[Start of Attachment]

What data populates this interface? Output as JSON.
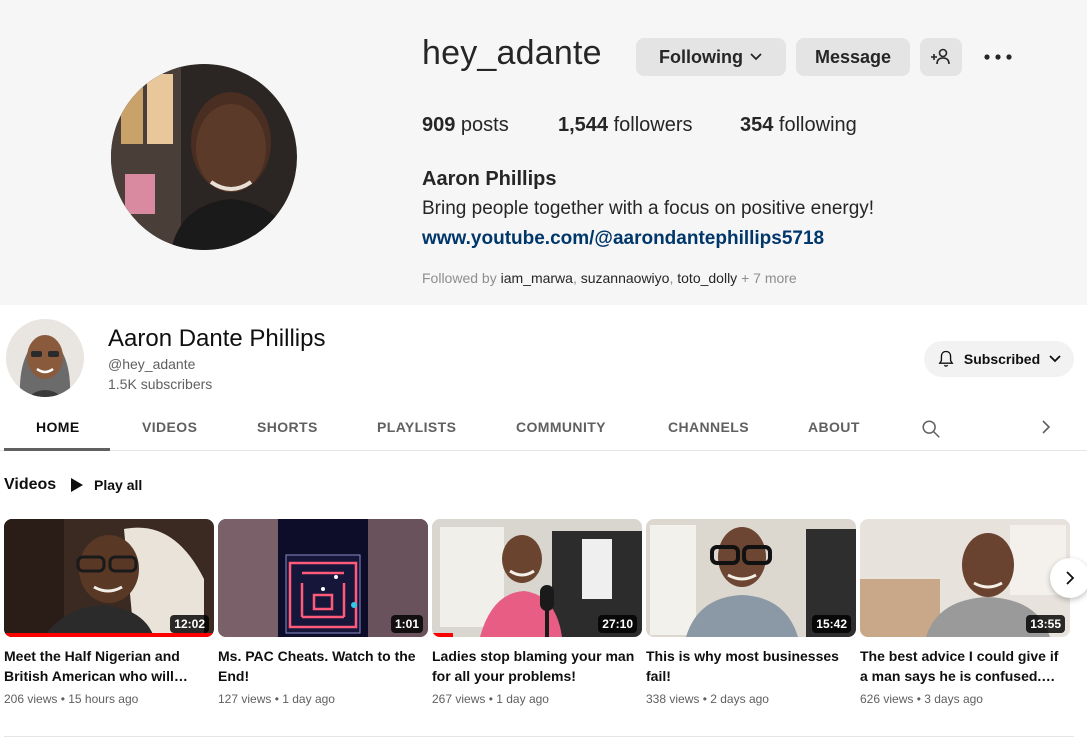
{
  "instagram": {
    "username": "hey_adante",
    "following_label": "Following",
    "message_label": "Message",
    "stats": {
      "posts_count": "909",
      "posts_label": " posts",
      "followers_count": "1,544",
      "followers_label": " followers",
      "following_count": "354",
      "following_label": " following"
    },
    "full_name": "Aaron Phillips",
    "bio": "Bring people together with a focus on positive energy!",
    "link": "www.youtube.com/@aarondantephillips5718",
    "followed_by_prefix": "Followed by ",
    "followed_by_users": [
      "iam_marwa",
      "suzannaowiyo",
      "toto_dolly"
    ],
    "followed_by_more": " + 7 more"
  },
  "youtube": {
    "channel_name": "Aaron Dante Phillips",
    "handle": "@hey_adante",
    "subscribers": "1.5K subscribers",
    "subscribed_label": "Subscribed",
    "tabs": [
      "HOME",
      "VIDEOS",
      "SHORTS",
      "PLAYLISTS",
      "COMMUNITY",
      "CHANNELS",
      "ABOUT"
    ],
    "active_tab": "HOME",
    "section_title": "Videos",
    "play_all_label": "Play all",
    "videos": [
      {
        "title": "Meet the Half Nigerian and British American who will…",
        "duration": "12:02",
        "views": "206 views",
        "age": "15 hours ago",
        "watched_fraction": 1.0
      },
      {
        "title": "Ms. PAC Cheats. Watch to the End!",
        "duration": "1:01",
        "views": "127 views",
        "age": "1 day ago",
        "watched_fraction": 0
      },
      {
        "title": "Ladies stop blaming your man for all your problems!",
        "duration": "27:10",
        "views": "267 views",
        "age": "1 day ago",
        "watched_fraction": 0.1
      },
      {
        "title": "This is why most businesses fail!",
        "duration": "15:42",
        "views": "338 views",
        "age": "2 days ago",
        "watched_fraction": 0
      },
      {
        "title": "The best advice I could give if a man says he is confused.…",
        "duration": "13:55",
        "views": "626 views",
        "age": "3 days ago",
        "watched_fraction": 0
      }
    ],
    "meta_separator": " • "
  },
  "colors": {
    "ig_background": "#f6f6f6",
    "ig_link": "#00376b",
    "yt_progress": "#ff0000",
    "yt_secondary_text": "#606060"
  }
}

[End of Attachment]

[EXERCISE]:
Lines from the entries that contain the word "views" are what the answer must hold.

[TASK SOLUTION]:
        "views": "206 views",
        "views": "127 views",
        "views": "267 views",
        "views": "338 views",
        "views": "626 views",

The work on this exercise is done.